Lift every line from the entries that includes the word "bolo".

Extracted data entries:
+ + + +

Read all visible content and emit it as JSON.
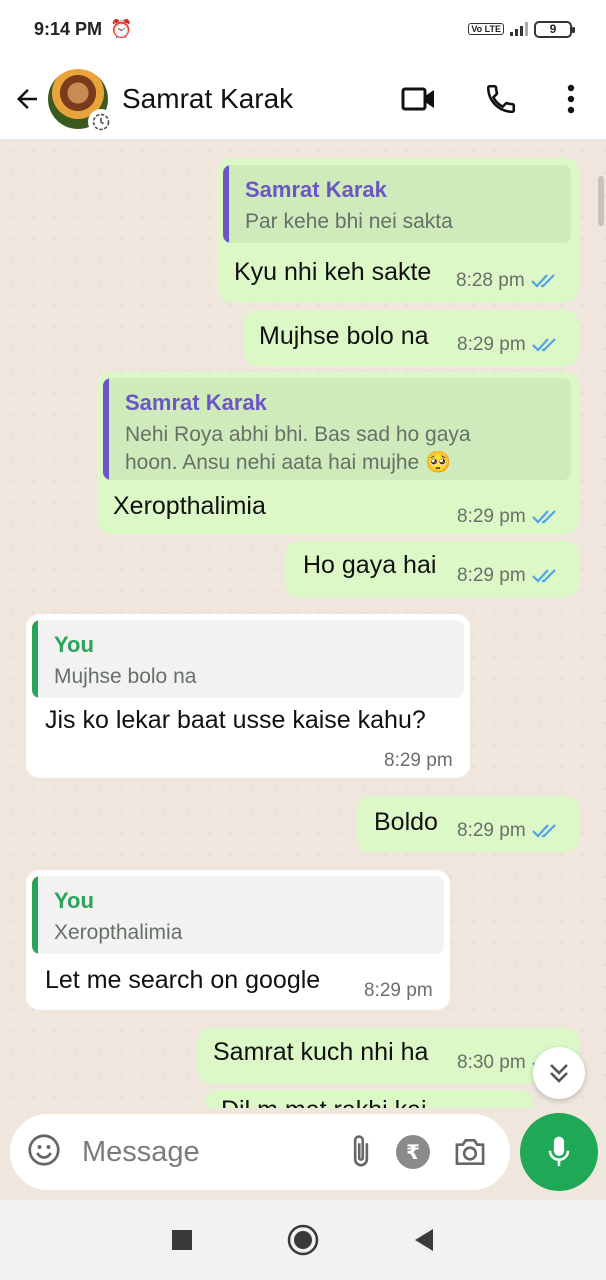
{
  "status_bar": {
    "time": "9:14 PM",
    "network_badge": "Vo LTE",
    "battery": "9"
  },
  "header": {
    "contact_name": "Samrat Karak"
  },
  "messages": [
    {
      "direction": "out",
      "quote_author": "Samrat Karak",
      "quote_text": "Par kehe bhi nei sakta",
      "text": "Kyu nhi keh sakte",
      "time": "8:28 pm"
    },
    {
      "direction": "out",
      "text": "Mujhse bolo na",
      "time": "8:29 pm"
    },
    {
      "direction": "out",
      "quote_author": "Samrat Karak",
      "quote_text_line1": "Nehi Roya abhi bhi. Bas sad ho gaya",
      "quote_text_line2": "hoon. Ansu nehi aata hai mujhe 🥺",
      "text": "Xeropthalimia",
      "time": "8:29 pm"
    },
    {
      "direction": "out",
      "text": "Ho gaya hai",
      "time": "8:29 pm"
    },
    {
      "direction": "in",
      "quote_author": "You",
      "quote_text": "Mujhse bolo na",
      "text": "Jis ko lekar baat usse kaise kahu?",
      "time": "8:29 pm"
    },
    {
      "direction": "out",
      "text": "Boldo",
      "time": "8:29 pm"
    },
    {
      "direction": "in",
      "quote_author": "You",
      "quote_text": "Xeropthalimia",
      "text": "Let me search on google",
      "time": "8:29 pm"
    },
    {
      "direction": "out",
      "text": "Samrat kuch nhi ha",
      "time": "8:30 pm"
    },
    {
      "direction": "out",
      "text": "Dil m mat rakhi kai"
    }
  ],
  "composer": {
    "placeholder": "Message"
  },
  "colors": {
    "outgoing_bubble": "#dcf8c6",
    "incoming_bubble": "#ffffff",
    "quote_author_contact": "#6b55c7",
    "quote_author_you": "#2aa45a",
    "read_ticks": "#4fa3e6",
    "mic_button": "#1fa855"
  },
  "icons": [
    "back-arrow-icon",
    "video-call-icon",
    "voice-call-icon",
    "more-options-icon",
    "emoji-icon",
    "attach-icon",
    "rupee-icon",
    "camera-icon",
    "mic-icon",
    "scroll-down-icon",
    "nav-recents-icon",
    "nav-home-icon",
    "nav-back-icon"
  ]
}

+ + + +

*TASK RESPONSE*:
      "text": "Mujhse bolo na",
      "quote_text": "Mujhse bolo na",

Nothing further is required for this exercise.